SAME-PRINCIPAL AND AGENT-SPECIAl, PATROLMEN.
Under Laws N. Y. 1884. c. 180, § 269, providing tbat special patrolmen shall be subject to the orders of the superintendent of police. etc.. and shall possess all.the powers and discbarge all the duties applicable to regular patrolmen. a special patrolman is not tbe mere servant of a person on whose premises he is appolllted for duty, and by whom his salary is paId, and sucb person is not responsible for his official acts. A person is not liable for an arrest made by a policeman on information-furnished by such person's clerk without his knowledge or authority.

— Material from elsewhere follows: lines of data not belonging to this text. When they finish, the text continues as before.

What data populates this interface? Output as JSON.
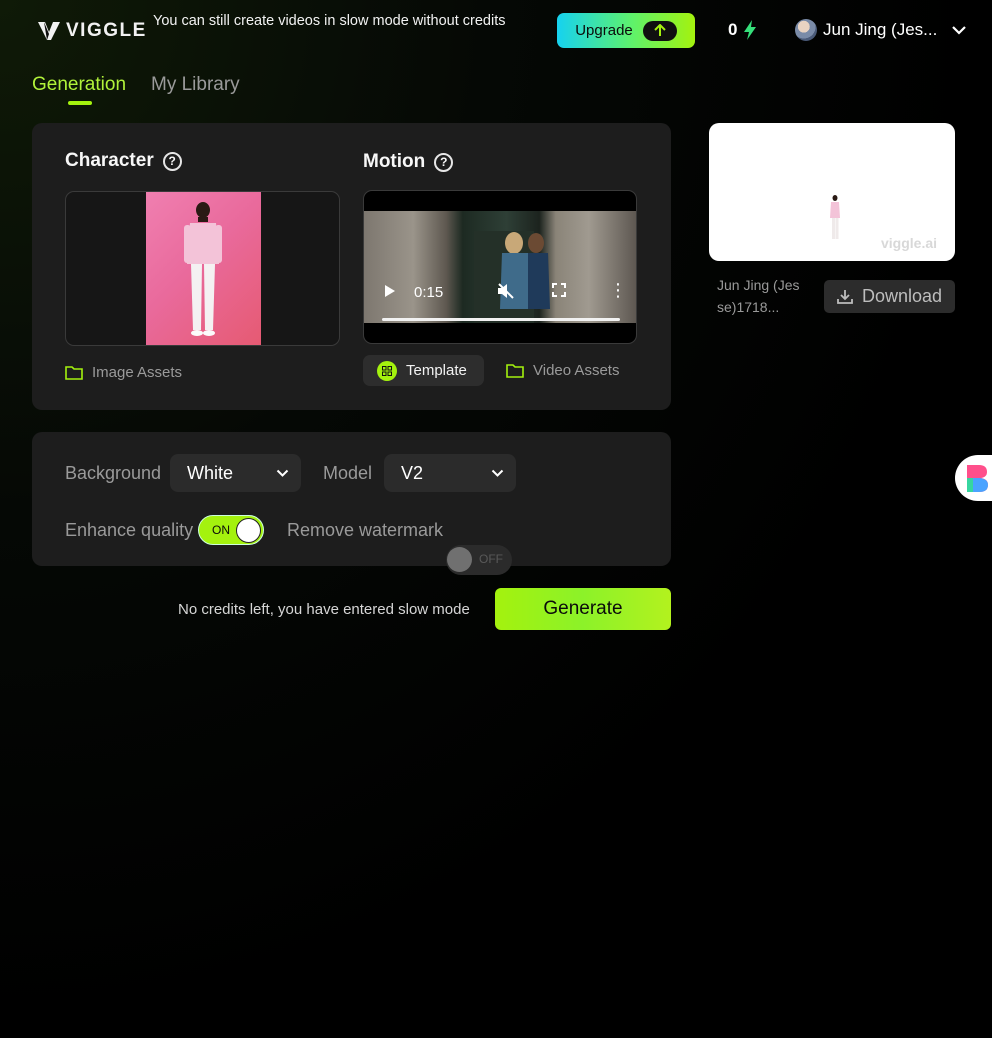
{
  "header": {
    "logo_text": "VIGGLE",
    "notice": "You can still create videos in slow mode without credits",
    "upgrade_label": "Upgrade",
    "credits": "0",
    "user_name": "Jun Jing (Jes..."
  },
  "tabs": {
    "generation": "Generation",
    "library": "My Library"
  },
  "character": {
    "title": "Character",
    "assets_label": "Image Assets"
  },
  "motion": {
    "title": "Motion",
    "time": "0:15",
    "template_label": "Template",
    "assets_label": "Video Assets"
  },
  "options": {
    "background_label": "Background",
    "background_value": "White",
    "model_label": "Model",
    "model_value": "V2",
    "enhance_label": "Enhance quality",
    "enhance_state": "ON",
    "watermark_label": "Remove watermark",
    "watermark_state": "OFF"
  },
  "footer": {
    "message": "No credits left, you have entered slow mode",
    "generate_label": "Generate"
  },
  "preview": {
    "watermark": "viggle.ai",
    "file_name": "Jun Jing (Jesse)1718...",
    "download_label": "Download"
  },
  "colors": {
    "accent": "#a4f20e",
    "panel": "#1d1d1d",
    "muted": "#9a9a9a"
  }
}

On Motion for New Trial. This is an action for false imprisonment and malicious prosecution. On the 4th of August, 1887, the plaintiff, .a resident of Philadelphia, came to the store of the defendant, on Sixth avenue, New York, in company with a female friend. She had never been there before, and was a total stranger to the defendant and his employes. Her version of the subsequent occurrences is as follows: She says she went to the umbrella counter, took up an urnbreUa, and, to enable her to examine more closely the quality of the silk, carried it a short distanneto the light Ilear the door. While she was adjusting her eye-glasses for this purpose, she was roughly seized by the arm by Sannders, a salesman of the defendant, and pushed through the store, and into the basement. After an examination there,